Dataset rows describing interfaces
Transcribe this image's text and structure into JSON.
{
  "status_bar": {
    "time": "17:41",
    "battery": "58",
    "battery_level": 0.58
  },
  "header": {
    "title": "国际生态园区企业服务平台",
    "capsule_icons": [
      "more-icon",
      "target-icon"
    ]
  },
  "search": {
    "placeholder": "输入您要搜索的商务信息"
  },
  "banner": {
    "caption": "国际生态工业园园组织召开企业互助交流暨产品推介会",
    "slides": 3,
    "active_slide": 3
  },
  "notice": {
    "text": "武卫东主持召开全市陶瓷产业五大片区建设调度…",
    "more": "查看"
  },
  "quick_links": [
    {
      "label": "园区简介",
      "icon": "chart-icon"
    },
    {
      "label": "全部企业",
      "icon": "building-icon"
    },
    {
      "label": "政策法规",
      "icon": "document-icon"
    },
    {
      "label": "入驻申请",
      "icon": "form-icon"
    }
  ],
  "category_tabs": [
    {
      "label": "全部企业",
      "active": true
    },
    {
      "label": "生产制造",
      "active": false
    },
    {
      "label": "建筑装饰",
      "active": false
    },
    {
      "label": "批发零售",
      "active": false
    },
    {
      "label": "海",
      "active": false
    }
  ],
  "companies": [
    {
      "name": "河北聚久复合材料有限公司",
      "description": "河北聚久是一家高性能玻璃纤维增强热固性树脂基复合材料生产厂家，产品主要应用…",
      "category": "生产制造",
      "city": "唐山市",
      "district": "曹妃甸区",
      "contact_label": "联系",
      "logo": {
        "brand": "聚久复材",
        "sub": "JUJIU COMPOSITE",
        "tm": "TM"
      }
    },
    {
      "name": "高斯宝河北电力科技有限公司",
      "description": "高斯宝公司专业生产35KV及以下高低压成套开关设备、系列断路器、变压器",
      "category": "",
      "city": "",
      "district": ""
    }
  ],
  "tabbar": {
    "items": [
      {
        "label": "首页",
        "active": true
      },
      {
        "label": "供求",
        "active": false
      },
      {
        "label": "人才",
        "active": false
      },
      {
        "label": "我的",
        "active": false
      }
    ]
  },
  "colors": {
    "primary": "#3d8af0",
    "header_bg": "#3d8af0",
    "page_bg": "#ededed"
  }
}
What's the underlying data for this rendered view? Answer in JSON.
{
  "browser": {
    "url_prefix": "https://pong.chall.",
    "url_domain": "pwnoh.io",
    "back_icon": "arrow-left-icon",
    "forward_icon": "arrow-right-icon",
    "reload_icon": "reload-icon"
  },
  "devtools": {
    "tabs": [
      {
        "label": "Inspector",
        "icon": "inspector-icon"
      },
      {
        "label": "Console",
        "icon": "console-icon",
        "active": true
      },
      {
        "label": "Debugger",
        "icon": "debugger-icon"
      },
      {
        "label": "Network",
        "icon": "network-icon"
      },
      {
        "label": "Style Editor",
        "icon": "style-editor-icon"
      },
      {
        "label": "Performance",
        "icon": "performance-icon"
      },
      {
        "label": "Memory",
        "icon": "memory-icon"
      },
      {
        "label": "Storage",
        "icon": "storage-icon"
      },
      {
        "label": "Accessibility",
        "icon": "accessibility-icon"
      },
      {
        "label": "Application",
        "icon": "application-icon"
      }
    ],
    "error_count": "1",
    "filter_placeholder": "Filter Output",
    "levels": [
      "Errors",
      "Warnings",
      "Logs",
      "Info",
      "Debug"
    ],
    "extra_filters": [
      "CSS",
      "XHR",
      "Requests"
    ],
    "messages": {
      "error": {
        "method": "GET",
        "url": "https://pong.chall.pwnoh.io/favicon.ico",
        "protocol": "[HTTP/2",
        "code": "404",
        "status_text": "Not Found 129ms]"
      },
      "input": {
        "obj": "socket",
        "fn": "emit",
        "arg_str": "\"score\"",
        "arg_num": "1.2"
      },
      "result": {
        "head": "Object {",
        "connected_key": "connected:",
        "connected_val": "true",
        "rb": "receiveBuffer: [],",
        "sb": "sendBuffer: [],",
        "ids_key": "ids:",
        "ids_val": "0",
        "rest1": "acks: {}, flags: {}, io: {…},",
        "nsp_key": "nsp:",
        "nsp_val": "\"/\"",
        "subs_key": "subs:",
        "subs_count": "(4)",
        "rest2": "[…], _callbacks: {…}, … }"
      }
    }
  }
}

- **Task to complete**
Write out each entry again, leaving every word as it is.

- **Answer to this exercise**
Transcribe this image's text and structure into JSON.
{
  "status_bar": {
    "time": "17:41",
    "battery": "58",
    "battery_level": 0.58
  },
  "header": {
    "title": "国际生态园区企业服务平台",
    "capsule_icons": [
      "more-icon",
      "target-icon"
    ]
  },
  "search": {
    "placeholder": "输入您要搜索的商务信息"
  },
  "banner": {
    "caption": "国际生态工业园园组织召开企业互助交流暨产品推介会",
    "slides": 3,
    "active_slide": 3
  },
  "notice": {
    "text": "武卫东主持召开全市陶瓷产业五大片区建设调度…",
    "more": "查看"
  },
  "quick_links": [
    {
      "label": "园区简介",
      "icon": "chart-icon"
    },
    {
      "label": "全部企业",
      "icon": "building-icon"
    },
    {
      "label": "政策法规",
      "icon": "document-icon"
    },
    {
      "label": "入驻申请",
      "icon": "form-icon"
    }
  ],
  "category_tabs": [
    {
      "label": "全部企业",
      "active": true
    },
    {
      "label": "生产制造",
      "active": false
    },
    {
      "label": "建筑装饰",
      "active": false
    },
    {
      "label": "批发零售",
      "active": false
    },
    {
      "label": "海",
      "active": false
    }
  ],
  "companies": [
    {
      "name": "河北聚久复合材料有限公司",
      "description": "河北聚久是一家高性能玻璃纤维增强热固性树脂基复合材料生产厂家，产品主要应用…",
      "category": "生产制造",
      "city": "唐山市",
      "district": "曹妃甸区",
      "contact_label": "联系",
      "logo": {
        "brand": "聚久复材",
        "sub": "JUJIU COMPOSITE",
        "tm": "TM"
      }
    },
    {
      "name": "高斯宝河北电力科技有限公司",
      "description": "高斯宝公司专业生产35KV及以下高低压成套开关设备、系列断路器、变压器",
      "category": "",
      "city": "",
      "district": ""
    }
  ],
  "tabbar": {
    "items": [
      {
        "label": "首页",
        "active": true
      },
      {
        "label": "供求",
        "active": false
      },
      {
        "label": "人才",
        "active": false
      },
      {
        "label": "我的",
        "active": false
      }
    ]
  },
  "colors": {
    "primary": "#3d8af0",
    "header_bg": "#3d8af0",
    "page_bg": "#ededed"
  }
}
What's the underlying data for this rendered view? Answer in JSON.
{
  "browser": {
    "url_prefix": "https://pong.chall.",
    "url_domain": "pwnoh.io",
    "back_icon": "arrow-left-icon",
    "forward_icon": "arrow-right-icon",
    "reload_icon": "reload-icon"
  },
  "devtools": {
    "tabs": [
      {
        "label": "Inspector",
        "icon": "inspector-icon"
      },
      {
        "label": "Console",
        "icon": "console-icon",
        "active": true
      },
      {
        "label": "Debugger",
        "icon": "debugger-icon"
      },
      {
        "label": "Network",
        "icon": "network-icon"
      },
      {
        "label": "Style Editor",
        "icon": "style-editor-icon"
      },
      {
        "label": "Performance",
        "icon": "performance-icon"
      },
      {
        "label": "Memory",
        "icon": "memory-icon"
      },
      {
        "label": "Storage",
        "icon": "storage-icon"
      },
      {
        "label": "Accessibility",
        "icon": "accessibility-icon"
      },
      {
        "label": "Application",
        "icon": "application-icon"
      }
    ],
    "error_count": "1",
    "filter_placeholder": "Filter Output",
    "levels": [
      "Errors",
      "Warnings",
      "Logs",
      "Info",
      "Debug"
    ],
    "extra_filters": [
      "CSS",
      "XHR",
      "Requests"
    ],
    "messages": {
      "error": {
        "method": "GET",
        "url": "https://pong.chall.pwnoh.io/favicon.ico",
        "protocol": "[HTTP/2",
        "code": "404",
        "status_text": "Not Found 129ms]"
      },
      "input": {
        "obj": "socket",
        "fn": "emit",
        "arg_str": "\"score\"",
        "arg_num": "1.2"
      },
      "result": {
        "head": "Object {",
        "connected_key": "connected:",
        "connected_val": "true",
        "rb": "receiveBuffer: [],",
        "sb": "sendBuffer: [],",
        "ids_key": "ids:",
        "ids_val": "0",
        "rest1": "acks: {}, flags: {}, io: {…},",
        "nsp_key": "nsp:",
        "nsp_val": "\"/\"",
        "subs_key": "subs:",
        "subs_count": "(4)",
        "rest2": "[…], _callbacks: {…}, … }"
      }
    }
  }
}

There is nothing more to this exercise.